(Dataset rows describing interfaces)
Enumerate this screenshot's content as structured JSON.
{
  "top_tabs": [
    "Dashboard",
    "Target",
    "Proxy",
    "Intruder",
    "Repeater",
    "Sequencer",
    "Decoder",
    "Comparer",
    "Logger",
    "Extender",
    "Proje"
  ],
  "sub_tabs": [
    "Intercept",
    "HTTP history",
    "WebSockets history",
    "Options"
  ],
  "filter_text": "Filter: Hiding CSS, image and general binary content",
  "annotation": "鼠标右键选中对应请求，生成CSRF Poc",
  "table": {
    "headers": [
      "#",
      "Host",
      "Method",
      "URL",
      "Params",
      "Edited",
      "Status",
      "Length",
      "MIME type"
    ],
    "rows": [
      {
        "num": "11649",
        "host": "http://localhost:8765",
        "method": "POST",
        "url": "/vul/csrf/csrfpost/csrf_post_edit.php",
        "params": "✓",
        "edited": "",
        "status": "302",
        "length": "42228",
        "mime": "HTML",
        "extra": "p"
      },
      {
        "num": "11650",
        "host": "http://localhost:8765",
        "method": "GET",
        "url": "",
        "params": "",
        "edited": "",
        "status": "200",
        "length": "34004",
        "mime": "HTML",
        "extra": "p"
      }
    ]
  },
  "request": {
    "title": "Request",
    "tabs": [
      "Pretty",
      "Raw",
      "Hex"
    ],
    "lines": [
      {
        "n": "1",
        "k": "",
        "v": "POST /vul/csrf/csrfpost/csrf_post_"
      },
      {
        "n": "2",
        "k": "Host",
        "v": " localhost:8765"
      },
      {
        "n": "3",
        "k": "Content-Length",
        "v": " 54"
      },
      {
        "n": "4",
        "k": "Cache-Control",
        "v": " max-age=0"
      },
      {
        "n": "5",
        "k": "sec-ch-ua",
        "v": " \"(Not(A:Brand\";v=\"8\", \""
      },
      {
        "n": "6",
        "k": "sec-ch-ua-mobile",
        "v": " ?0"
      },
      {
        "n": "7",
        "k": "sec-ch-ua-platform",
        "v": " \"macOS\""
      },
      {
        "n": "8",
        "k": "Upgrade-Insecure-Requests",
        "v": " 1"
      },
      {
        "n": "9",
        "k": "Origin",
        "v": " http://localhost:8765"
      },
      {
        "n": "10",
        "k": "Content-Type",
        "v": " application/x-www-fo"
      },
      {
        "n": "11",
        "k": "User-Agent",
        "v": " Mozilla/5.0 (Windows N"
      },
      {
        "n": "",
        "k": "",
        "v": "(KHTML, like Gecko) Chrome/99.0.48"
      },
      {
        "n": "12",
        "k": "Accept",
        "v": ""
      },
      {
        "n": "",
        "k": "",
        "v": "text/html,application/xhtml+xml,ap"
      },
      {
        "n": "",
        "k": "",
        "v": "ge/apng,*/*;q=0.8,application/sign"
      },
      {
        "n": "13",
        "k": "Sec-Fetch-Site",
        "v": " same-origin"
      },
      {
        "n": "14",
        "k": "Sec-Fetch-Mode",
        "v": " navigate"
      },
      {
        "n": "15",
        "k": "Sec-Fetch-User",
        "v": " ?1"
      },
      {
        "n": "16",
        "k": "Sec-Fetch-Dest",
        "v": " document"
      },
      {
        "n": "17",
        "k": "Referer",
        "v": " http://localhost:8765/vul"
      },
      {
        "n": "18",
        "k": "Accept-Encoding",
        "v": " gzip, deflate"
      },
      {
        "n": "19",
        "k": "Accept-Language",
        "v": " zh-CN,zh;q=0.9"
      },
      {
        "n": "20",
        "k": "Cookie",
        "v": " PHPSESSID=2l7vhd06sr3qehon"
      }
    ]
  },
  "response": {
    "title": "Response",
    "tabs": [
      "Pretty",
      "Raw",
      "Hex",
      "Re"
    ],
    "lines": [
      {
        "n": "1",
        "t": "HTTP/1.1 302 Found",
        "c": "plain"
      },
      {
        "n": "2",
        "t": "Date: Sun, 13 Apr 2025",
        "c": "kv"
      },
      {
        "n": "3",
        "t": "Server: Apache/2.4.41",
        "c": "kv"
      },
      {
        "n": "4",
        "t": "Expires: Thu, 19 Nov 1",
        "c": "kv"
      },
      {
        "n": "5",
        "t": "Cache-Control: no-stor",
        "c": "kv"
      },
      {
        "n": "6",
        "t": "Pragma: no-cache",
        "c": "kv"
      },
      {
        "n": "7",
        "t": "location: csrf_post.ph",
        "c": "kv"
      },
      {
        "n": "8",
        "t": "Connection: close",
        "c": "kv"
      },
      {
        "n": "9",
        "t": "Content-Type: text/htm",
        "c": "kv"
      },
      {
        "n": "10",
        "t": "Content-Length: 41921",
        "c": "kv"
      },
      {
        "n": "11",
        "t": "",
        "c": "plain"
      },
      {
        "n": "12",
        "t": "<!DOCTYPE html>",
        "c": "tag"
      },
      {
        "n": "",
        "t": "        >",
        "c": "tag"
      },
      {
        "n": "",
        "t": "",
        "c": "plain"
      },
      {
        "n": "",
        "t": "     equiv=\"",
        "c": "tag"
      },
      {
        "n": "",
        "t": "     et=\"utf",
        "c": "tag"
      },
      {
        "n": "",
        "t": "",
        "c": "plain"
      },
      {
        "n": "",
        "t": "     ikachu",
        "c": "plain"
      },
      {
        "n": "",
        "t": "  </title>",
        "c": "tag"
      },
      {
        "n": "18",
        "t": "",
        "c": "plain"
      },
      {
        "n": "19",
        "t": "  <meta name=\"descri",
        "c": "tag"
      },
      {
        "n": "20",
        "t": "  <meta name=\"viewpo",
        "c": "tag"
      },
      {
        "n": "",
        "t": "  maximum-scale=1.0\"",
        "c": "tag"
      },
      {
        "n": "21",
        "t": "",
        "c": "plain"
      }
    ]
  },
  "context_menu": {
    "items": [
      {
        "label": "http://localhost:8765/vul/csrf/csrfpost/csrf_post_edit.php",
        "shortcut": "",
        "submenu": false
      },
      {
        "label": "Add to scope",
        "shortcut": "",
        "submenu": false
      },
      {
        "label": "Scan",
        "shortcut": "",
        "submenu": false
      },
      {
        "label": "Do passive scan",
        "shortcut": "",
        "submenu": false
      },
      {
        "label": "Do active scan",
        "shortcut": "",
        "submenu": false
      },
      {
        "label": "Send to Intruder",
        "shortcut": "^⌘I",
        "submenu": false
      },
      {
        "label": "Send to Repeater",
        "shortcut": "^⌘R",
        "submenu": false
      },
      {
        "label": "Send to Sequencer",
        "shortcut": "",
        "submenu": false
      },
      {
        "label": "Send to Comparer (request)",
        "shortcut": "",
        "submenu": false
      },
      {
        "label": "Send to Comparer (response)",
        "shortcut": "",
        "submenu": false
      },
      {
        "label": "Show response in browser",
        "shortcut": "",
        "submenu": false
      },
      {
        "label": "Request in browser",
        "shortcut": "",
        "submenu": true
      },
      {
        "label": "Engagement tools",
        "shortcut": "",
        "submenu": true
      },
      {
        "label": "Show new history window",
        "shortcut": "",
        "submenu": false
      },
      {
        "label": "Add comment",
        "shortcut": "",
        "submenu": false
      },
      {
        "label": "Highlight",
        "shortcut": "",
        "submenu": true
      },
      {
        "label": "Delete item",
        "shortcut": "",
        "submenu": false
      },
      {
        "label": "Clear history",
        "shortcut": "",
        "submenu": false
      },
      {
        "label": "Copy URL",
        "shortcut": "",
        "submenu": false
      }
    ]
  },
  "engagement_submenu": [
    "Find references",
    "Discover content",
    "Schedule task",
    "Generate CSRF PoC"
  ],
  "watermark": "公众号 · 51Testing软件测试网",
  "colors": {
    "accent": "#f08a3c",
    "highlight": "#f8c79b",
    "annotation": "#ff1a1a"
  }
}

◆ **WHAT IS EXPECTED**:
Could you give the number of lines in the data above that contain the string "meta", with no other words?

◆ **ANSWER SPACE**:
2